Paper emphasizes photos like never before on Facebook. Big, bright pictures are everywhere throughout the app. The occasional low resolution image mars the experience, but it works very well overall. When your feed is full screen, images will fill the entire screen, and you can tilt your phone to pan horizontally across the picture.

The entire interface is visually driven. Opening posts and links create an envelope-like animation. Items slide in front of and away from each other. Your selected categories bounce subtly while managing feeds, and all of these animations help teach and reinforce the gesture interactions that power the app.


Facebook Plus Something Bigger

Outside of dedicated news readers, I can’t think of another app that so highly elevates others’ content. The Creative Labs team seems to understand that you can only add so many variations to looking at pictures from your friends and strange political ramblings from distant relatives. They have to deliver something more to make Facebook a compelling, and even delightful, experience. That’s where the curated news feeds come in. Paper treats content as king, and it serves Facebooks’ users all the better for it.

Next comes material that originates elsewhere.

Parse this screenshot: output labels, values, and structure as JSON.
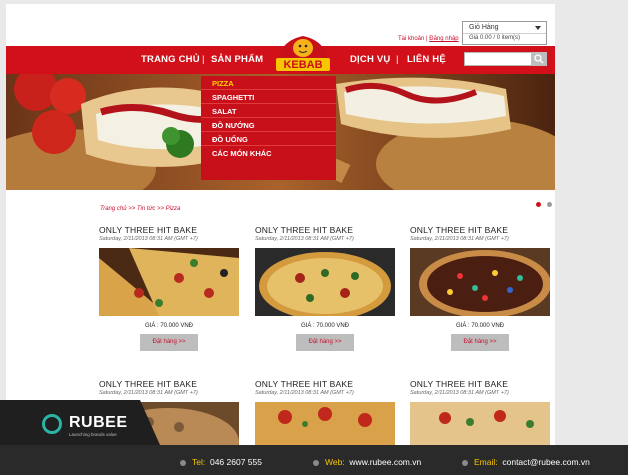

I was pleasantly surprised to find I can access all of my settings, pages, messages, requests, and groups through Paper as I would the Facebook app. Only now everything looks better. It is Facebook with no compromises and with none of the annoyances that come with the legacy Facebook app. I can’t tell you how dated the Facebook app and website feel compared to Paper.

The Last Word

Right now, Paper is a pure experience where you can view your news feeds and your friends’ posts without being bothered by suggested pages, trending topics, or even advertisements. The question is, how long can Facebook allow this experience to remain so untarnished? Perhaps if companies and news organizations pay to be included in the curated lists (and I’ve seen no evidence to suggest they do), then the app can remain free of the increasingly invasive ads that tarnish the Facebook experience.

As it stands, Paper is now my full-time Facebook app. I’ve deleted the original Facebook app from my phone and have not missed it one bit. It’s one step toward recovering a brand damaged by historically poor design choices, and I’m interested in seeing where Creative Labs goes next. For now, they’ve gotten me back to using Facebook more frequently, and that counts for something.